“I always look forward to this day, it’s such a very special atmosphere,” said Graham Evans, Conservative MP for Weaver Vale. “As a politician it’s always nice to be cheered for four or five hours; it makes such a change.”
As chair of the All-Party Parliamentary Running Group, Evans has played a key role in encouraging more Members to run this year than ever before, including eight first-timers, a record three women MPs and the first ever entrant from the Scottish National Party.
“This is the best marathon in the world in the best city in the world,” said Evans, who ran a personal best of 4:25:36 in 2016.
“It’s great that we’ve managed to persuade so many newcomers to run this year. We have MPs from right across the House, including the SNP for the first time, and to have three women is fantastic.”
One of those is his Tory colleague, Amanda Solloway, who ‘ran’ for the first time 12 months ago and has returned in 2017 despite describing the experience as “horrendous”. Solloway took more than seven hours to complete the course in 2016 and admits she will be walking most of the way again on 23 April.
“I can’t really run at all, but I can raise nearly £2,000 for charity,” said the MP for Derby North. “It was horrendous last year, but this is such a great event and such a great way of making money for charity and raising awareness.”
Solloway, who’s running for the Baby Unit at Royal Derby Hospital, added: “I do hope I’ve inspired more Parliamentarians to do it. I think a few of them looked at me last year and could see I’m not a runner.
“They thought if I can do it anyone can and now that means all their charities will benefit.”
One of those who has been spurred to enter for the first time is Labour’s MP for Leicester South Jonathan Ashworth, who admits to feeling a tinge of fear at taking on his “first race of any kind since leaving school”.
“I do run regularly in Leicester but I’ve never done anything like this in my life before,” said Ashworth, who’s raising money for the National Association for Children of Alcoholics. “I’ve done no 10Ks, no fun runs, nothing. I just want to finish to be honest.
“It was a spur of the moment decision to enter and everyone looked at me as if I was daft as a brush. But there’s no turning back now and as the child of an alcoholic I know I’m doing it for a fantastic cause.
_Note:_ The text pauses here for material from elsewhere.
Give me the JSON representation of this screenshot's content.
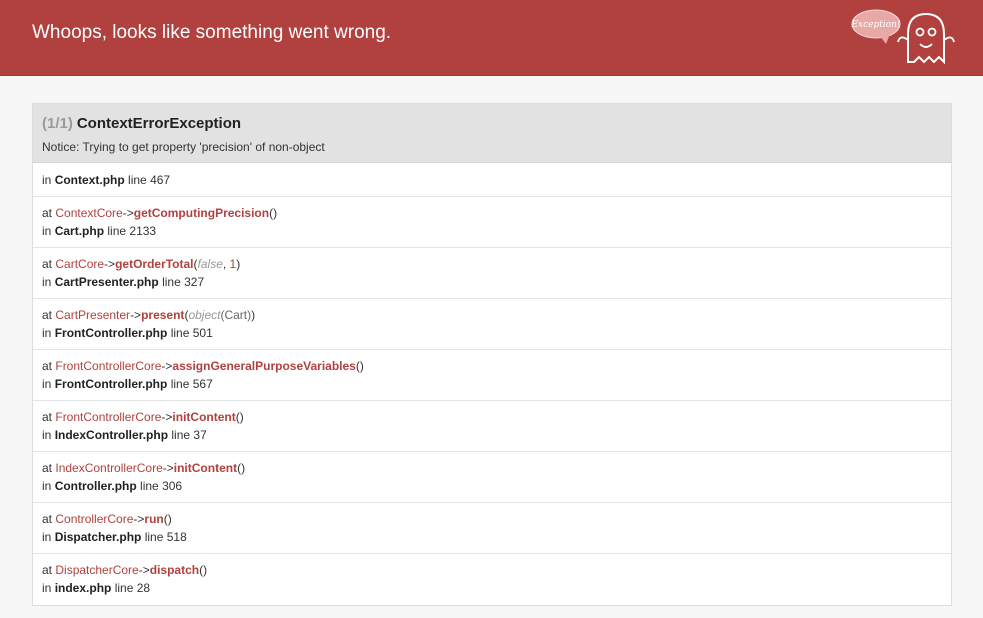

“The amount raised for charity by this event is amazing and it will be great to be part of that.”
Ashworth is one of five Labour MPs running this year compared to nine from the Conservative Party, while Hannah Bardell is making history as the first SNP MP in the event’s 37-year history.
“I’m really proud to be the first,” said the MP for Livingstone, who’s raising funds for the Michelle Henderson Cervical Cancer Trust in memory of a local girl who died of the disease.
“Obviously, we’ve had MPs at Westminster since 1945 so to be the first one to do the London Marathon feels like a great achievement.
“I did the Loch Ness Marathon a couple of years ago, which is the hilliest marathon in Europe and there are no crowds,” she added. “So I’m really looking forward to getting out there on the London roads with all that support.
“The London Marathon is iconic, but for us MPs it’s a collective effort as well as a personal one. It’s one day when our party political persuasion doesn’t matter. We’re doing it for our local charities and we’ll all have those in our hearts and minds when we’re toughing it out in the final miles.
“Sunday will be a day when we put party politics aside before it all kicks off in earnest again. People like it when politicians come together for a cause and this allows us to do that.
“It’s great to stand together here on a day like today as part of something bigger than our party loyalties. On Sunday we will all run together, in spirit at least, before we all become political opponents again and start running for office.”